Relaxing on the city’s waterfront
A rocking performance during the San Joaquin Asparagus Festival
Taking a closer look at the artwork in the Haggin Museum
Sunset over the region’s delta waterways
Posing with a mural celebrating the city’s music and culture
Family fun during a u-pick experience at a local farm
A waterfront city alive with museums, festivals and cultural gems
Explore Downtown and the Waterfront
The waterfront along the San Joaquin Delta waterway and adjacent downtown Stockton are home to some of the city’s most popular attractions. Watch the Stockton Ports play minor league baseball at Banner Island Ballpark or cheer for the Stockton Heat hockey team at the Stockton Arena. Catch a concert or a movie at the Bob Hope Theatre. Built in 1930, it’s listed on the National Register of Historic Places and is full of vintage details.
The Haggin Museum, an impressive brick building located downtown, holds the largest collection of work by J.C. Leyendecker, whose iconic illustrations graced more than 300 covers of the “Saturday Evening Post.” Families can enjoy wholesome fun at the Children’s Museum of Stockton or Pixie Woods Amusement Park located on the waterfront.
Monks at Wat Dhammararam Cambodian Buddhist Temple invite visitors to browse the temple’s grounds free of charge to see the more than 90 hand-carved, bejeweled and painted statues that tell the story of Buddha and the Cambodian faith. Be sure to get a photo of the reclining Buddha, measuring more than 15 meters long. Every April, the temple hosts the popular Cambodian New Year Festival in April.
There are two university campuses that are lovely to visit. At California State University Stanislaus, walk the 1.6-kilometer University Park Discovery Trail and marvel at hundreds of flowers and messages of peace at the World Peace Rose Garden. University of the Pacific is the oldest chartered university in California. The mature trees and brick buildings, reminiscent of East Coast Ivy League schools, have served as a backdrop for Hollywood films including the Indiana Jones series’ “Raiders of the Lost Ark” and “Kingdom of the Crystal Skull”.
Where to Dine and Shop
With a rich agricultural tradition, Stockton is a feast for the senses. Find fresh produce stands and farmers’ markets throughout the area, including the Weberstown Market, known for local fruits, vegetables and baked goods, and the Downtown Asian Farmers’ Market, one of the oldest outdoor markets in the state offering mountains of Asian products and domestic produce at incredible prices.

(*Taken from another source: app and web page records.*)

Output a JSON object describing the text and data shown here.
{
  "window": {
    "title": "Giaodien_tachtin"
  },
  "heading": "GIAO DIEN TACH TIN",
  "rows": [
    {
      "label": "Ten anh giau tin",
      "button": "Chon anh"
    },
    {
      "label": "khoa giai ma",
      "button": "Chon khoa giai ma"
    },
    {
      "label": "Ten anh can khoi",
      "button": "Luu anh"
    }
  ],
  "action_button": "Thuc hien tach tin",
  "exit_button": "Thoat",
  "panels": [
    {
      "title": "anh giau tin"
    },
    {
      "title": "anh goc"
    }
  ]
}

Watch cheese being made at nearby Oakdale Cheese & Specialties, followed up by a wine tasting at Sorelle Winery. Stockton’s Miracle Mile, the heart of city activity in the 1950s and ‘60s, is experiencing a resurgence of popularity. Along pedestrian-friendly city blocks are quaint shops, galleries, pubs and restaurants serving up everything from craft beer to sushi. Later, head over to the Lincoln Center to explore nearly 100 merchants and eateries. There are a few famous brands, but the majority of the shops are small businesses – perfect for finding that one-of-a-kind memento.
Stockton’s waterfront is the farthest inland port in California.
The Haggin Museum holds the world’s largest public collection of work by J.C. Leyendecker of “Saturday Evening Post” fame.
The opening scenes of “Raiders of the Lost Ark” were filmed at the Faye Spanos Concert Hall at the University of the Pacific campus.